Day of the Dead celebrations at the cemetery of San Antonio Tecomitl, in the Milpa Alpa borough of Mexico City, Mexico.

Elizabeth Mooney, Copy Editor

The Day of the Dead, or Dia de Los Muertos, is a Mexican holiday celebrated on Nov. 1 and 2 of every year. The holiday is all about remembering and celebrating loved ones who have passed away. People participate in large parties, and parades are held with plenty of dancing and delicious, festive foods. Offerings are put on altars for the dead, such as photos of themselves and their favorite foods, and festive decorations are put up in honor of this celebration. 

   Skulls, or “calaveras,” are a very important part of celebrating the Day of the Dead. There are sugar skulls, skull decorations, and some people even paint their faces to look like skulls.
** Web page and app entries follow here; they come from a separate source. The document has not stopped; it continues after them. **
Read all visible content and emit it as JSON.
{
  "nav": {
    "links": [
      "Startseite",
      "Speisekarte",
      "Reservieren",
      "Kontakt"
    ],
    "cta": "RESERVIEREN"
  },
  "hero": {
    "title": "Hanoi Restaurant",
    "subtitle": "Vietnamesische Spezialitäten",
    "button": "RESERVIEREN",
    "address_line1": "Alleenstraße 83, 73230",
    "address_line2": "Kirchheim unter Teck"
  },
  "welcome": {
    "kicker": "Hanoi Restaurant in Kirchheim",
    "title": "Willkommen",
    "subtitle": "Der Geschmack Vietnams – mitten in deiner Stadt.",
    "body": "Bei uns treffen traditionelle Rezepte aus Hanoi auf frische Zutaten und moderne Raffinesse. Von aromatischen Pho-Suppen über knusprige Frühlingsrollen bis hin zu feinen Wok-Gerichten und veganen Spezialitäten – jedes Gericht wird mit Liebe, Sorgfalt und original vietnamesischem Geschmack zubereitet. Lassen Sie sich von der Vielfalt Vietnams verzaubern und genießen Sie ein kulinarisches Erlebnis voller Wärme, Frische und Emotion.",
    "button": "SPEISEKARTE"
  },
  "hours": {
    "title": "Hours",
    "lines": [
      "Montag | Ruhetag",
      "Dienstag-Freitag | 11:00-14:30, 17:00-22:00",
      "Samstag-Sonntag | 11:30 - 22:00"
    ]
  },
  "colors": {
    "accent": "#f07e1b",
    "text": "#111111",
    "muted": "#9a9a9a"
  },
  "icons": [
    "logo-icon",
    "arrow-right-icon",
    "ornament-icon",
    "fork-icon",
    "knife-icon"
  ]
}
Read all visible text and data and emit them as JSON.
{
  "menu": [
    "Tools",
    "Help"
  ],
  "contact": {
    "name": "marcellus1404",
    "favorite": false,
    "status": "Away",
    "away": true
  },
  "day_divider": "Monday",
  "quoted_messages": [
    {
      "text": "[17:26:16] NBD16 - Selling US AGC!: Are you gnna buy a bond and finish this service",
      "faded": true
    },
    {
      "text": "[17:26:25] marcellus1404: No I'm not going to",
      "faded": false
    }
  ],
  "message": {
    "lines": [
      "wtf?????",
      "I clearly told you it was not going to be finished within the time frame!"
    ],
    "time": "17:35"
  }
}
The skulls represent a person’s loved ones. There is also La Catrina, portrayed as a tall female skeleton wearing a large hat with feathers. “She is a strong visual image depicting how the Mexican people see death and the afterlife,” states the ‘DayoftheDead.holiday’ website.  

Mexican Marigolds are also important to the Day of the Dead. They are believed to be pathways for the dead, to lead them to their loved one’s homes and their altersaltars where their offerings are put. They are also used in garlands and other decorative objects. These flowers symbolize beauty, and how fragile life can be. 

The Day of the Dead is a day to remember loved ones and the time when they were alive. Many people celebrate Dia de Los Muertos all around the world. While there are different holidays celebrating those that have passed on, the Day of the Dead is different and special in its own way!